It’s been over seven years, Katherine Frederick says, since she was fired from her job at New Hampshire’s Department of Health and Human Services over breastfeeding, and she still hopes to take her case to trial.
“It’s not going to change what’s happened,” Frederick said after her lawyer argued an appeal of her case Tuesday before the state Supreme Court. “But I think it’s really important to look at what’s wrong in New Hampshire and see if we can make it better.”
In 2012, Frederick worked as a child support officer in the department’s office in Conway and was fired that September over, she said, whether, when and where she could breastfeed her newborn son, Devon, now 7.
The department said Frederick was terminated after she failed to return to work after exhausting her leave under the Family and Medical Leave Act, according to court documents.
Frederick, who now lives in Strafford, Vermont, filed a wrongful discharge lawsuit against the department in 2014 in federal court. Her case was dismissed in 2017 after a judge ruled that the department was immune from the lawsuit.
Frederick refiled her lawsuit in New Hampshire Superior Court in 2018, and the department challenged it again. A judge initially ruled that the case should go forward. The state moved for reconsideration. In February, the judge dismissed the lawsuit, saying it was barred by a three-year statute of limitations.
“The trial court got it right the first time,” Frederick’s attorney, Benjamin King, said before the state supreme court justices.

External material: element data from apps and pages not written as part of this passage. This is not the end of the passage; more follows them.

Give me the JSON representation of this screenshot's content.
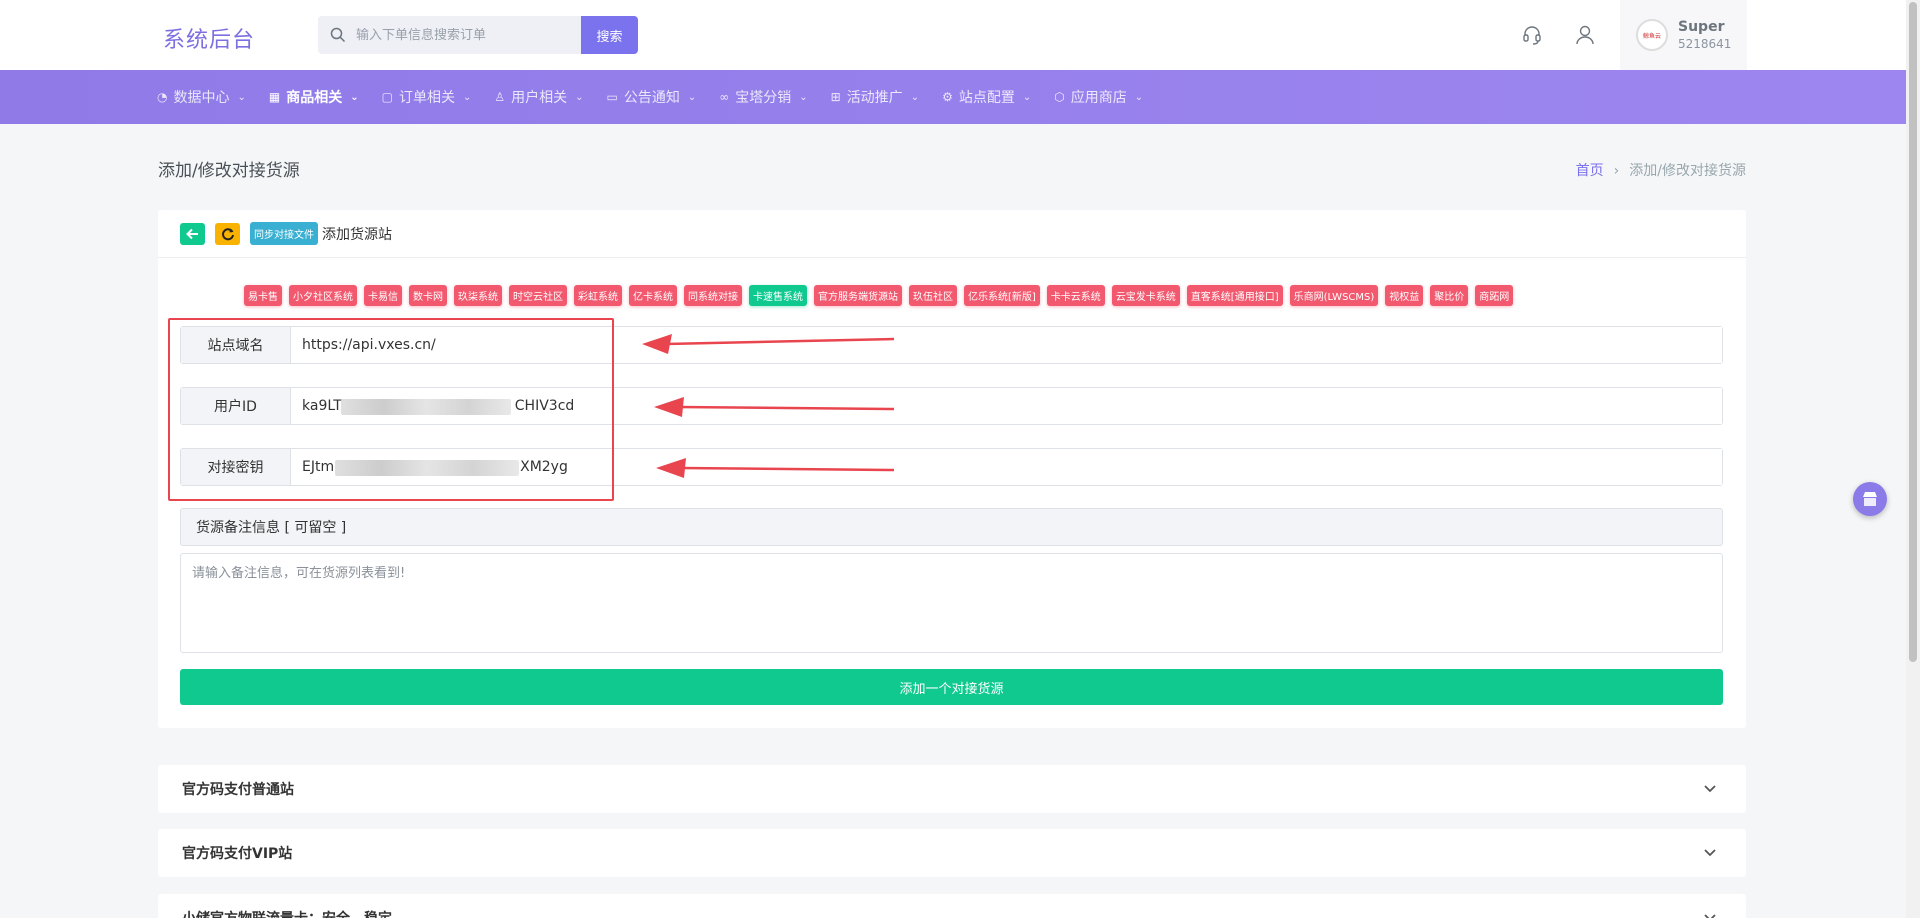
{
  "header": {
    "logo_text": "系统后台",
    "search_placeholder": "输入下单信息搜索订单",
    "search_button": "搜索",
    "user": {
      "name": "Super",
      "id": "5218641",
      "avatar_text": "鲸鱼云"
    }
  },
  "nav": {
    "items": [
      {
        "label": "数据中心",
        "icon": "gauge-icon",
        "active": false
      },
      {
        "label": "商品相关",
        "icon": "grid-icon",
        "active": true
      },
      {
        "label": "订单相关",
        "icon": "square-icon",
        "active": false
      },
      {
        "label": "用户相关",
        "icon": "user-icon",
        "active": false
      },
      {
        "label": "公告通知",
        "icon": "book-icon",
        "active": false
      },
      {
        "label": "宝塔分销",
        "icon": "link-icon",
        "active": false
      },
      {
        "label": "活动推广",
        "icon": "gift-icon",
        "active": false
      },
      {
        "label": "站点配置",
        "icon": "gear-icon",
        "active": false
      },
      {
        "label": "应用商店",
        "icon": "box-icon",
        "active": false
      }
    ]
  },
  "page": {
    "title": "添加/修改对接货源",
    "breadcrumb_home": "首页",
    "breadcrumb_sep": "›",
    "breadcrumb_current": "添加/修改对接货源"
  },
  "card": {
    "sync_badge": "同步对接文件",
    "title": "添加货源站",
    "tags": [
      {
        "label": "易卡售",
        "active": false
      },
      {
        "label": "小夕社区系统",
        "active": false
      },
      {
        "label": "卡易信",
        "active": false
      },
      {
        "label": "数卡网",
        "active": false
      },
      {
        "label": "玖柒系统",
        "active": false
      },
      {
        "label": "时空云社区",
        "active": false
      },
      {
        "label": "彩虹系统",
        "active": false
      },
      {
        "label": "亿卡系统",
        "active": false
      },
      {
        "label": "同系统对接",
        "active": false
      },
      {
        "label": "卡速售系统",
        "active": true
      },
      {
        "label": "官方服务端货源站",
        "active": false
      },
      {
        "label": "玖伍社区",
        "active": false
      },
      {
        "label": "亿乐系统[新版]",
        "active": false
      },
      {
        "label": "卡卡云系统",
        "active": false
      },
      {
        "label": "云宝发卡系统",
        "active": false
      },
      {
        "label": "直客系统[通用接口]",
        "active": false
      },
      {
        "label": "乐商网(LWSCMS)",
        "active": false
      },
      {
        "label": "视权益",
        "active": false
      },
      {
        "label": "聚比价",
        "active": false
      },
      {
        "label": "商跖网",
        "active": false
      }
    ],
    "fields": {
      "domain": {
        "label": "站点域名",
        "value": "https://api.vxes.cn/"
      },
      "user_id": {
        "label": "用户ID",
        "value_start": "ka9LT",
        "value_end": "CHIV3cd"
      },
      "secret": {
        "label": "对接密钥",
        "value_start": "EJtm",
        "value_end": "XM2yg"
      }
    },
    "note_label": "货源备注信息 [ 可留空 ]",
    "note_placeholder": "请输入备注信息，可在货源列表看到!",
    "submit_label": "添加一个对接货源"
  },
  "accordion": [
    {
      "label": "官方码支付普通站"
    },
    {
      "label": "官方码支付VIP站"
    },
    {
      "label": "小储官方物联流量卡：安全、稳定"
    }
  ],
  "colors": {
    "primary": "#7b72ee",
    "success": "#10c98f",
    "danger": "#f2596f",
    "annotation_red": "#e9454e"
  }
}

Anthony Galdieri, of the attorney general’s office, also argued on behalf of the Health Department on Tuesday that as a state employee protected by a collective bargaining agreement, Frederick would not have the ability to bring such a claim.
She was limited in her remedies, including the ability of her union to file grievances, as well as to bring a charge of unfair labor practices before the state Public Employee Relations Board, Galdieri wrote in court paperwork.

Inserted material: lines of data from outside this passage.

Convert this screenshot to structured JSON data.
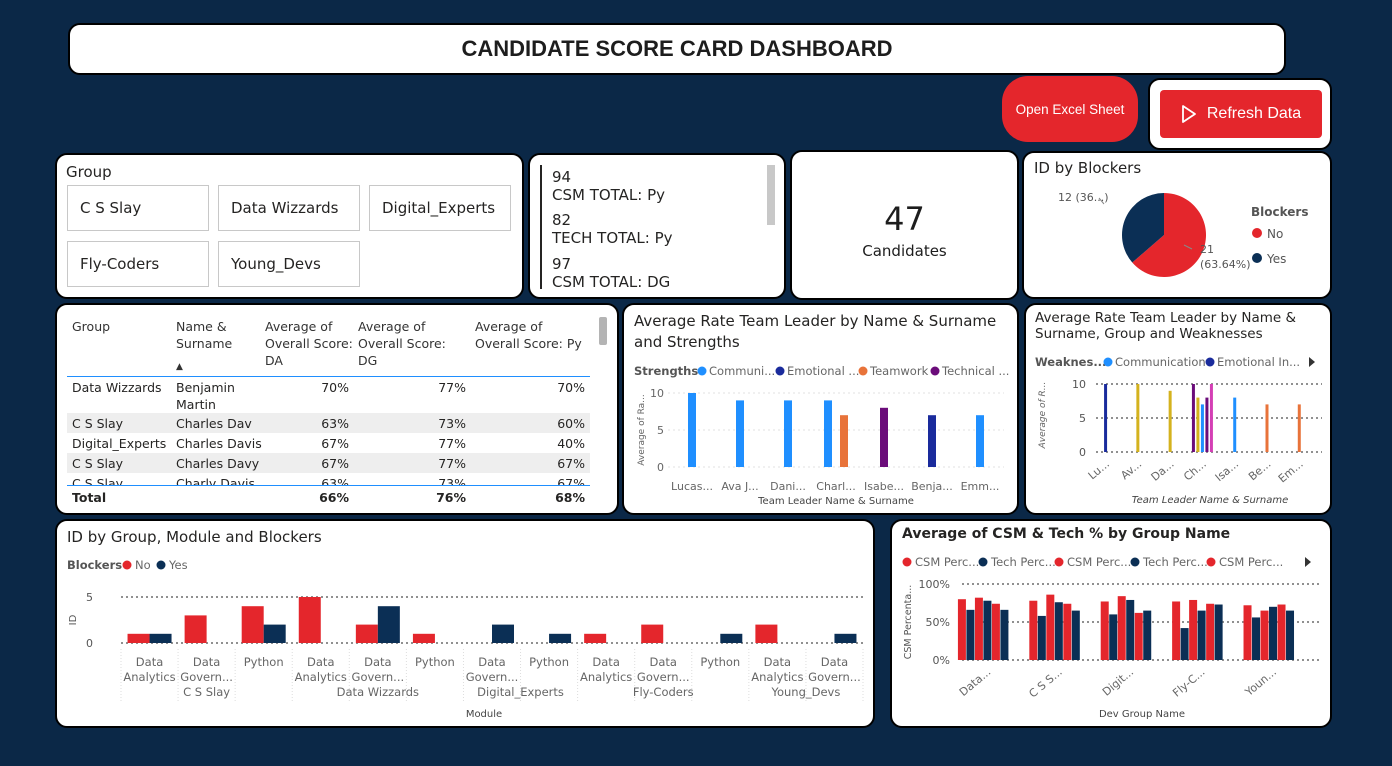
{
  "header": {
    "title": "CANDIDATE SCORE CARD DASHBOARD"
  },
  "buttons": {
    "open_excel": "Open Excel Sheet",
    "refresh": "Refresh Data"
  },
  "colors": {
    "background": "#0b2847",
    "red": "#e4262c",
    "navy": "#0b2f55",
    "blue": "#1f8fff",
    "darkblue": "#1a2b9c",
    "orange": "#e8733a",
    "purple": "#6b0c7a",
    "gold": "#d4b21e",
    "magenta": "#d43fb5",
    "skyblue": "#1f8fff"
  },
  "group_slicer": {
    "title": "Group",
    "items": [
      "C S Slay",
      "Data Wizzards",
      "Digital_Experts",
      "Fly-Coders",
      "Young_Devs"
    ]
  },
  "multi_card": {
    "items": [
      {
        "value": "94",
        "label": "CSM TOTAL: Py"
      },
      {
        "value": "82",
        "label": "TECH TOTAL: Py"
      },
      {
        "value": "97",
        "label": "CSM TOTAL: DG"
      }
    ]
  },
  "candidates_card": {
    "value": "47",
    "label": "Candidates"
  },
  "pie_blockers": {
    "title": "ID by Blockers",
    "legend_title": "Blockers",
    "slices": [
      {
        "name": "No",
        "value": 21,
        "label": "21",
        "pct_label": "(63.64%)",
        "color": "#e4262c"
      },
      {
        "name": "Yes",
        "value": 12,
        "label": "12 (36...)",
        "color": "#0b2f55"
      }
    ]
  },
  "score_table": {
    "headers": [
      "Group",
      "Name & Surname",
      "Average of Overall Score: DA",
      "Average of Overall Score: DG",
      "Average of Overall Score: Py"
    ],
    "rows": [
      [
        "Data Wizzards",
        "Benjamin Martin",
        "70%",
        "77%",
        "70%"
      ],
      [
        "C S Slay",
        "Charles Dav",
        "63%",
        "73%",
        "60%"
      ],
      [
        "Digital_Experts",
        "Charles Davis",
        "67%",
        "77%",
        "40%"
      ],
      [
        "C S Slay",
        "Charles Davy",
        "67%",
        "77%",
        "67%"
      ],
      [
        "C S Slay",
        "Charly Davis",
        "63%",
        "73%",
        "67%"
      ]
    ],
    "total": [
      "Total",
      "",
      "66%",
      "76%",
      "68%"
    ]
  },
  "chart_data": [
    {
      "id": "strengths",
      "type": "bar",
      "title": "Average Rate Team Leader by Name & Surname and Strengths",
      "legend_title": "Strengths",
      "xlabel": "Team Leader Name & Surname",
      "ylabel": "Average of Ra...",
      "ylim": [
        0,
        10
      ],
      "yticks": [
        0,
        5,
        10
      ],
      "categories": [
        "Lucas...",
        "Ava J...",
        "Dani...",
        "Charl...",
        "Isabe...",
        "Benja...",
        "Emm..."
      ],
      "series": [
        {
          "name": "Communi...",
          "color": "#1f8fff",
          "values": [
            10,
            9,
            9,
            9,
            null,
            null,
            7
          ]
        },
        {
          "name": "Emotional ...",
          "color": "#1a2b9c",
          "values": [
            null,
            null,
            null,
            null,
            null,
            7,
            null
          ]
        },
        {
          "name": "Teamwork",
          "color": "#e8733a",
          "values": [
            null,
            null,
            null,
            7,
            null,
            null,
            null
          ]
        },
        {
          "name": "Technical ...",
          "color": "#6b0c7a",
          "values": [
            null,
            null,
            null,
            null,
            8,
            null,
            null
          ]
        }
      ]
    },
    {
      "id": "weaknesses",
      "type": "bar",
      "title": "Average Rate Team Leader by Name & Surname, Group and Weaknesses",
      "legend_title": "Weaknes...",
      "xlabel": "Team Leader Name & Surname",
      "ylabel": "Average of R...",
      "ylim": [
        0,
        10
      ],
      "yticks": [
        0,
        5,
        10
      ],
      "categories": [
        "Lu...",
        "Av...",
        "Da...",
        "Ch...",
        "Isa...",
        "Be...",
        "Em..."
      ],
      "series": [
        {
          "name": "Communication",
          "color": "#1f8fff"
        },
        {
          "name": "Emotional In...",
          "color": "#1a2b9c"
        }
      ],
      "bars": [
        {
          "cat": 0,
          "value": 10,
          "color": "#1a2b9c"
        },
        {
          "cat": 1,
          "value": 10,
          "color": "#d4b21e"
        },
        {
          "cat": 2,
          "value": 9,
          "color": "#d4b21e"
        },
        {
          "cat": 3,
          "value": 10,
          "color": "#6b0c7a"
        },
        {
          "cat": 3,
          "value": 8,
          "color": "#d4b21e"
        },
        {
          "cat": 3,
          "value": 7,
          "color": "#1f8fff"
        },
        {
          "cat": 3,
          "value": 8,
          "color": "#6b0c7a"
        },
        {
          "cat": 3,
          "value": 10,
          "color": "#d43fb5"
        },
        {
          "cat": 4,
          "value": 8,
          "color": "#1f8fff"
        },
        {
          "cat": 5,
          "value": 7,
          "color": "#e8733a"
        },
        {
          "cat": 6,
          "value": 7,
          "color": "#e8733a"
        }
      ]
    },
    {
      "id": "group_module",
      "type": "bar",
      "title": "ID by Group, Module and Blockers",
      "legend_title": "Blockers",
      "xlabel": "Module",
      "ylabel": "ID",
      "ylim": [
        0,
        5
      ],
      "yticks": [
        0,
        5
      ],
      "series": [
        {
          "name": "No",
          "color": "#e4262c"
        },
        {
          "name": "Yes",
          "color": "#0b2f55"
        }
      ],
      "groups": [
        {
          "name": "C S Slay",
          "modules": [
            {
              "label": "Data Analytics",
              "no": 1,
              "yes": 1
            },
            {
              "label": "Data Govern...",
              "no": 3,
              "yes": null
            },
            {
              "label": "Python",
              "no": 4,
              "yes": 2
            }
          ]
        },
        {
          "name": "Data Wizzards",
          "modules": [
            {
              "label": "Data Analytics",
              "no": 5,
              "yes": null
            },
            {
              "label": "Data Govern...",
              "no": 2,
              "yes": 4
            },
            {
              "label": "Python",
              "no": 1,
              "yes": null
            }
          ]
        },
        {
          "name": "Digital_Experts",
          "modules": [
            {
              "label": "Data Govern...",
              "no": null,
              "yes": 2
            },
            {
              "label": "Python",
              "no": null,
              "yes": 1
            }
          ]
        },
        {
          "name": "Fly-Coders",
          "modules": [
            {
              "label": "Data Analytics",
              "no": 1,
              "yes": null
            },
            {
              "label": "Data Govern...",
              "no": 2,
              "yes": null
            },
            {
              "label": "Python",
              "no": null,
              "yes": 1
            }
          ]
        },
        {
          "name": "Young_Devs",
          "modules": [
            {
              "label": "Data Analytics",
              "no": 2,
              "yes": null
            },
            {
              "label": "Data Govern...",
              "no": null,
              "yes": 1
            }
          ]
        }
      ]
    },
    {
      "id": "csm_tech",
      "type": "bar",
      "title": "Average of CSM & Tech % by Group Name",
      "xlabel": "Dev Group Name",
      "ylabel": "CSM Percenta...",
      "ylim": [
        0,
        1
      ],
      "yticks": [
        0,
        0.5,
        1
      ],
      "ytick_labels": [
        "0%",
        "50%",
        "100%"
      ],
      "categories": [
        "Data...",
        "C S S...",
        "Digit...",
        "Fly-C...",
        "Youn..."
      ],
      "legend": [
        {
          "name": "CSM Perc...",
          "color": "#e4262c"
        },
        {
          "name": "Tech Perc...",
          "color": "#0b2f55"
        },
        {
          "name": "CSM Perc...",
          "color": "#e4262c"
        },
        {
          "name": "Tech Perc...",
          "color": "#0b2f55"
        },
        {
          "name": "CSM Perc...",
          "color": "#e4262c"
        }
      ],
      "series": [
        {
          "name": "CSM Perc...",
          "color": "#e4262c",
          "values": [
            0.8,
            0.78,
            0.77,
            0.77,
            0.72
          ]
        },
        {
          "name": "Tech Perc...",
          "color": "#0b2f55",
          "values": [
            0.66,
            0.58,
            0.6,
            0.42,
            0.56
          ]
        },
        {
          "name": "CSM Perc...",
          "color": "#e4262c",
          "values": [
            0.82,
            0.86,
            0.84,
            0.79,
            0.65
          ]
        },
        {
          "name": "Tech Perc...",
          "color": "#0b2f55",
          "values": [
            0.78,
            0.76,
            0.79,
            0.65,
            0.7
          ]
        },
        {
          "name": "CSM Perc...",
          "color": "#e4262c",
          "values": [
            0.74,
            0.74,
            0.62,
            0.74,
            0.73
          ]
        },
        {
          "name": "Tech Perc...",
          "color": "#0b2f55",
          "values": [
            0.66,
            0.65,
            0.65,
            0.73,
            0.65
          ]
        }
      ]
    }
  ]
}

Frederick has worked on legislation in New Hampshire strengthening breastfeeding rights. She is a student at the Vermont Law School, where she is working on a master’s degree in restorative justice and hopes to attend law school afterward.

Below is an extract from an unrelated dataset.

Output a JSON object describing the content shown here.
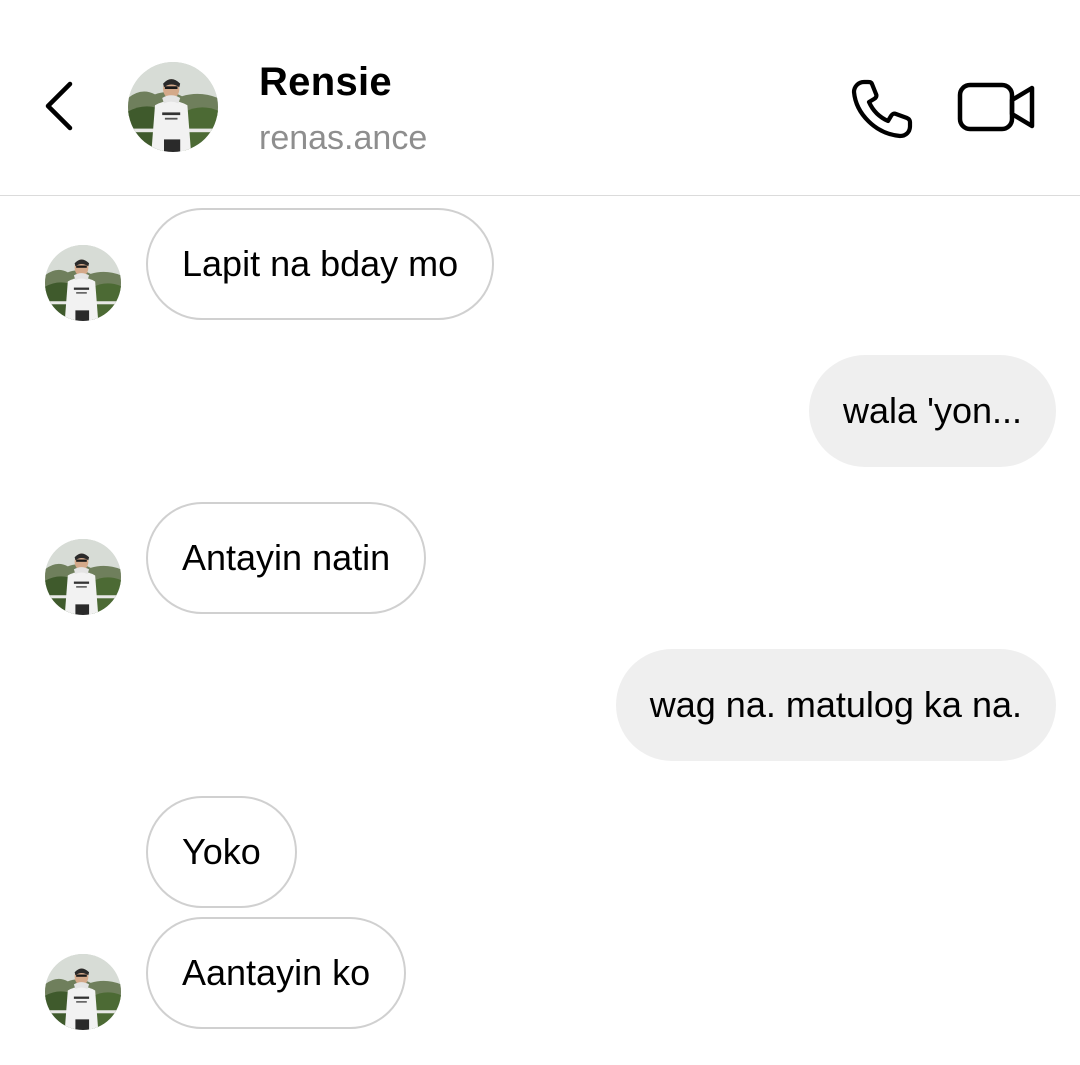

Frederick said she had spoken and corresponded with several people in her case, including Anita Hill, the law professor who in 1991 accused then- U.S. Supreme Court nominee Clarence Thomas, her former supervisor, of sexual harassment.
“She was extremely encouraging and compassionate,” Frederick said.
Frederick said she was encouraged to see Gov. Chris Sununu’s recent executive order allowing state employees to take their infant children to work. The policy says cooperating agencies must allow lactating mothers flexible schedules to breastfeed and/or express milk.
“They told me at the time, ‘Nope,’” Frederick said.